* **About this task**: Take every line of the material below that includes the string "true" and copy it out.

* **Records to use**:
+++

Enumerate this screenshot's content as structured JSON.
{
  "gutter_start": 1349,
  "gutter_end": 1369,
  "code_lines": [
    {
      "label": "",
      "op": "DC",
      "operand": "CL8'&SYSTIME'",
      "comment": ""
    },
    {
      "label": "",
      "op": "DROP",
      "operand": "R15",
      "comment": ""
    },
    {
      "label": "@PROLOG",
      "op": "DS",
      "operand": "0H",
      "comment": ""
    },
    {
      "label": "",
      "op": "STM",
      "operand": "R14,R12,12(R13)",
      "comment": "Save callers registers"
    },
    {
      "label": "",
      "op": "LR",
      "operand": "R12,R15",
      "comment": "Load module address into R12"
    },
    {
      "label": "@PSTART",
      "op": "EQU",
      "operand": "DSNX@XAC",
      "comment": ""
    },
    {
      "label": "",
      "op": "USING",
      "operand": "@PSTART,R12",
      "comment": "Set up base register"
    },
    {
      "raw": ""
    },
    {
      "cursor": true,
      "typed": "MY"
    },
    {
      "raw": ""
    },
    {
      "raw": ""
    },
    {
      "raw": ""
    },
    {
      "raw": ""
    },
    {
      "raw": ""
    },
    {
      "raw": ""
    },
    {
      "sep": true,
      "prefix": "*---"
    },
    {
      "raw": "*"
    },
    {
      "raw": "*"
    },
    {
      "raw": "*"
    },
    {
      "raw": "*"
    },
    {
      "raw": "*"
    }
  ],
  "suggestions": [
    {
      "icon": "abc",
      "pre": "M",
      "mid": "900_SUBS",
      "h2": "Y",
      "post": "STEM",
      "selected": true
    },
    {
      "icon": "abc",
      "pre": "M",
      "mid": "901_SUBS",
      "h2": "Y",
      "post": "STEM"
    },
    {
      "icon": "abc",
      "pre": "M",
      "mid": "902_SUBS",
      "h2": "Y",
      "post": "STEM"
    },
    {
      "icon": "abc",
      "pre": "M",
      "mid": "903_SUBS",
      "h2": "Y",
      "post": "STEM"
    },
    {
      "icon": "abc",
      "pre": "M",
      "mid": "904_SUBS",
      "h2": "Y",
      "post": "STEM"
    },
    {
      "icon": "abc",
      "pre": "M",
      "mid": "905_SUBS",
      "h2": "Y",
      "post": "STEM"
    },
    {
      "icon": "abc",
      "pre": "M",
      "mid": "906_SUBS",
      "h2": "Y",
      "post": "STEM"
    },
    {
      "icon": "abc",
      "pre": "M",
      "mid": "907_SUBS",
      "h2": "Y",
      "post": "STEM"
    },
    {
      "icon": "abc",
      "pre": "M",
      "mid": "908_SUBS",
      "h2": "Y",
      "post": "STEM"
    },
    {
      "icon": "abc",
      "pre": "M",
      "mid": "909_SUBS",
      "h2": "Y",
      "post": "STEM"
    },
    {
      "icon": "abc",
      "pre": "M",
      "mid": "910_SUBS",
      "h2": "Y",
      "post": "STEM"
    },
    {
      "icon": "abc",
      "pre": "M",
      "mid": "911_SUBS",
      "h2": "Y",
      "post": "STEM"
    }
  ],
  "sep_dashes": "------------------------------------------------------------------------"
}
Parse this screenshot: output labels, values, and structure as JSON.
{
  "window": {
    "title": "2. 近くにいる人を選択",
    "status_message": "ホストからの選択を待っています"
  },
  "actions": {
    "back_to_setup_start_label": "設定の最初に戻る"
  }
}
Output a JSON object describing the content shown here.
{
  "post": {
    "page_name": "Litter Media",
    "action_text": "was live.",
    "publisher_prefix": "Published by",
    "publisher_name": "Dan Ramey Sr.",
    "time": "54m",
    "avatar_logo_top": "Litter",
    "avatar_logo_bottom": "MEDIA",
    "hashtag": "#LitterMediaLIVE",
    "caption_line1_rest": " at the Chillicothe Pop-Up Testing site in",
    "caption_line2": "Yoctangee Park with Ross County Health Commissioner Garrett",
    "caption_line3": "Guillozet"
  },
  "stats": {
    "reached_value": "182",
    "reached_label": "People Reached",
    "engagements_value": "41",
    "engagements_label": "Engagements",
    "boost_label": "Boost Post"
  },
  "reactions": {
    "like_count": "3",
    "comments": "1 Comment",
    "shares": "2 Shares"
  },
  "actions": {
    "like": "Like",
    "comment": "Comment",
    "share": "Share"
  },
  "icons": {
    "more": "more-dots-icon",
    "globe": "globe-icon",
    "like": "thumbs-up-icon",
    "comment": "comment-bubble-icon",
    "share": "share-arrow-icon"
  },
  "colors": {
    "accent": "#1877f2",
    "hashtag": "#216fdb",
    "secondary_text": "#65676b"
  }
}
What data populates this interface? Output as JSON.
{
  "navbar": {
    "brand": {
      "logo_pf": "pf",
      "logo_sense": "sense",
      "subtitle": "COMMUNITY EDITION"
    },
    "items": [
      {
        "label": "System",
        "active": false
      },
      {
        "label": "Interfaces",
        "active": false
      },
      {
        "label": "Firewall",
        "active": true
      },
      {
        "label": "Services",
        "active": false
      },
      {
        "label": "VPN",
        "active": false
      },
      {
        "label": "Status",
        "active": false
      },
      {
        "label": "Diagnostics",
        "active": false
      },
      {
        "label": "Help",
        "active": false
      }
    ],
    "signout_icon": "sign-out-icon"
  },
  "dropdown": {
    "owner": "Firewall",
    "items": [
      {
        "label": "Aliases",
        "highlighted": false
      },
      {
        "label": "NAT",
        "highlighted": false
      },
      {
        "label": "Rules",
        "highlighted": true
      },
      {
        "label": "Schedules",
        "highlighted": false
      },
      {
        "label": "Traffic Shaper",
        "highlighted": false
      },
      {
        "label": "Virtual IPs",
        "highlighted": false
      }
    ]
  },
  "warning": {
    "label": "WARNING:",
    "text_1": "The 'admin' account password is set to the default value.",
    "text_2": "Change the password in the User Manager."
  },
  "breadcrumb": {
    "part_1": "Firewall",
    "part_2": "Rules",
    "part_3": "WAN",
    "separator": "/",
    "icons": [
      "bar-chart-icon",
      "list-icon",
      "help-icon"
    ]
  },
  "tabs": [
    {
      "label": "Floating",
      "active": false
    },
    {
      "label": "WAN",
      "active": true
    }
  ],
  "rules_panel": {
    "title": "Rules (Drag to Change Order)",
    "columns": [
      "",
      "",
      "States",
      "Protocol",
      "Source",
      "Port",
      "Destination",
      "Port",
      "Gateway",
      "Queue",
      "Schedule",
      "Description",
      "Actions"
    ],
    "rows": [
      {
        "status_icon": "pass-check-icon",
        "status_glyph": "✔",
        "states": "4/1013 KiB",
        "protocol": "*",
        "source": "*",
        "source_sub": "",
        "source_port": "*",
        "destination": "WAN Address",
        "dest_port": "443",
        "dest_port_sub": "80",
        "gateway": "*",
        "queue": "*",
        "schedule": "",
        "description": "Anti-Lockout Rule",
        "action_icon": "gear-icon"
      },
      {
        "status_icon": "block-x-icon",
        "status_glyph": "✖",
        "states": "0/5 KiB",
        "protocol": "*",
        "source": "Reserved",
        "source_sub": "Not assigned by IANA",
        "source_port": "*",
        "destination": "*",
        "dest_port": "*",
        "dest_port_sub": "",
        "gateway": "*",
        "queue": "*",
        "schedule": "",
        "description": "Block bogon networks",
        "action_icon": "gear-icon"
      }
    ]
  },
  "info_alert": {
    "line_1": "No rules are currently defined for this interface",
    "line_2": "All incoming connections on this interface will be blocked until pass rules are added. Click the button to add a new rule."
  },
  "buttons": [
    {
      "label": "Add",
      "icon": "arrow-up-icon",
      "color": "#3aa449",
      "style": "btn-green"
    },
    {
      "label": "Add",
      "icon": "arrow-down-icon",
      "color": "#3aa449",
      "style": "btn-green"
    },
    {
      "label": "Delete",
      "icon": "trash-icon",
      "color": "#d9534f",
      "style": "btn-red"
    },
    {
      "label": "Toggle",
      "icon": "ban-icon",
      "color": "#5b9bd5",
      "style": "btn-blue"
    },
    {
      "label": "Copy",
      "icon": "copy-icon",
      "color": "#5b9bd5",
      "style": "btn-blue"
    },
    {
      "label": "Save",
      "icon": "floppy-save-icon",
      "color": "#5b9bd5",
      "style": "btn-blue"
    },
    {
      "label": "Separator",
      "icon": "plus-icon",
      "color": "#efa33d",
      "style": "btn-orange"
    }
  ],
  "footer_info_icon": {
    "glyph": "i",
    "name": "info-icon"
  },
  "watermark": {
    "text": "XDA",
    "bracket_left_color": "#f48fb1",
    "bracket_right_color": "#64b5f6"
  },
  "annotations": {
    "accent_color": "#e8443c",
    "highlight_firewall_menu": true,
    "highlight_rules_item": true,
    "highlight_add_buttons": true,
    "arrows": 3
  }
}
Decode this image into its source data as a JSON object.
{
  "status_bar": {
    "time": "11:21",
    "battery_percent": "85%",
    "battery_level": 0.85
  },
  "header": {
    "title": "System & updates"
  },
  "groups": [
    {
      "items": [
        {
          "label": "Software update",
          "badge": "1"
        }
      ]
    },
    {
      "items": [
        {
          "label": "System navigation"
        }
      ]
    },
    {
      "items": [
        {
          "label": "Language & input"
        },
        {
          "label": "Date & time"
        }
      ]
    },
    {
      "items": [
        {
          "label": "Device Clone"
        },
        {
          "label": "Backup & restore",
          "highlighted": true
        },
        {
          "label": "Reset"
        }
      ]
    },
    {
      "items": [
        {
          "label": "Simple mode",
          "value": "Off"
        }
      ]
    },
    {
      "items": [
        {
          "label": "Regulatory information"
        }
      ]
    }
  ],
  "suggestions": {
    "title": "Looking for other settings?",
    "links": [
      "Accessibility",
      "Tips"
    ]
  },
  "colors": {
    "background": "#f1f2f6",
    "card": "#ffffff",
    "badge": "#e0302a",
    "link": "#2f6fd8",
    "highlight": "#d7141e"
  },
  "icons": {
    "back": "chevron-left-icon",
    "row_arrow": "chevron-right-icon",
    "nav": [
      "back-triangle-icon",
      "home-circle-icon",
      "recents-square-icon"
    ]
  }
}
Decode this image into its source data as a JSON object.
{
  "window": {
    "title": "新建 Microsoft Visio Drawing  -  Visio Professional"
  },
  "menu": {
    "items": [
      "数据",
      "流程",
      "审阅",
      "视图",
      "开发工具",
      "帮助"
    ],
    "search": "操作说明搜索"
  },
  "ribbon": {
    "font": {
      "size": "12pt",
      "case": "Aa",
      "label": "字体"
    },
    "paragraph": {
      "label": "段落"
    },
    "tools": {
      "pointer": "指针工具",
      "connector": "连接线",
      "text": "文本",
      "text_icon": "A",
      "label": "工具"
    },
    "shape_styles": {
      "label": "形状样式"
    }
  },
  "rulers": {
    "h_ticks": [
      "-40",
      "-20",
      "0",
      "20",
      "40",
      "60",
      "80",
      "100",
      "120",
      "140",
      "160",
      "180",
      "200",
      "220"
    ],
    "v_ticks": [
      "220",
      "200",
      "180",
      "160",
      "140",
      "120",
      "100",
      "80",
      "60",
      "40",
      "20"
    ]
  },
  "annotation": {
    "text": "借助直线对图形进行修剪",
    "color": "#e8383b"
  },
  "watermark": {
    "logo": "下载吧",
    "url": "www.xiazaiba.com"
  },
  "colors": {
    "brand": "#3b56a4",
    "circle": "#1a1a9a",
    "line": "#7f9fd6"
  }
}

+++

* **Answer for the task**:
      "cursor": true,
      "sep": true,
      "selected": true
        "active": true
        "highlighted": true
      "active": true
    "highlight_firewall_menu": true,
    "highlight_rules_item": true,
    "highlight_add_buttons": true,
          "highlighted": true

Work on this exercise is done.